Forest extraction is an important livelihood activity for millions of low-income households in rural areas of developing countries. Understanding the choices households make to extract forest products can help formulate strategies for preventing livelihood strains associated with forest degradation. This article evaluates the nature, extent and determinants of forest extraction among rural households in western Kenya. Data were obtained from a survey of 924 randomly selected households in the Mt. Elgon area in western Kenya. The level of forest extraction was measured as the aggregate value of products extracted, while a Double Hurdle model was applied to assess the factors influencing forest extraction. The results show that the choice to engage in forest-based livelihood was generally higher among households with lower asset value, membership in forest user associations, and headed by males. The results further show that although the majority of households’ engaging in forest-based livelihood were of the lowest wealth category, households in the middle wealth category were found to extract higher value products. Institutional characteristics, including access to agricultural markets, credit, extension, and membership to forest user groups, increased the likelihood of households’ extracting higher value products. Overall, the results show that in addition to asset endowment, other contextual factors, such as access to markets, agricultural extension, and membership to farmer groups defined whether a household extracted forest products for survival or accumulation.
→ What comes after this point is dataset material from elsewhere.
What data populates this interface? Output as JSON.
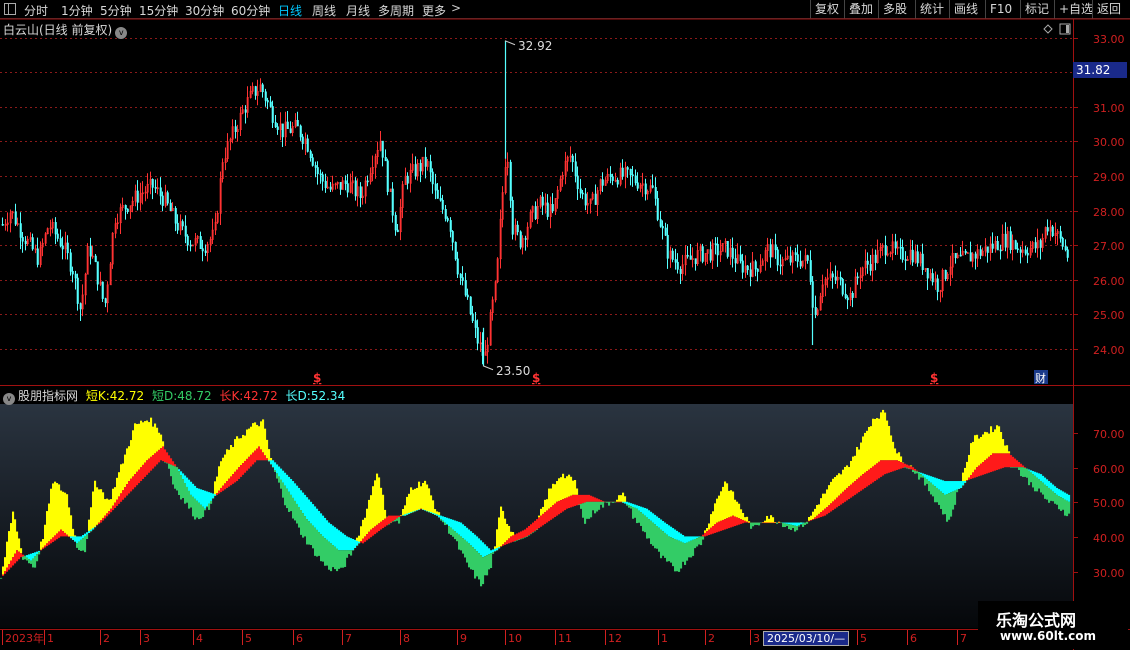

Yego, P., Mbeche, R., Ateka, J., & Majiwa, E. (2021). Forest-based livelihood choices and their determinants in Western Kenya. Forest Science and Technology, 1–9. doi:10.1080/21580103.2020.1870577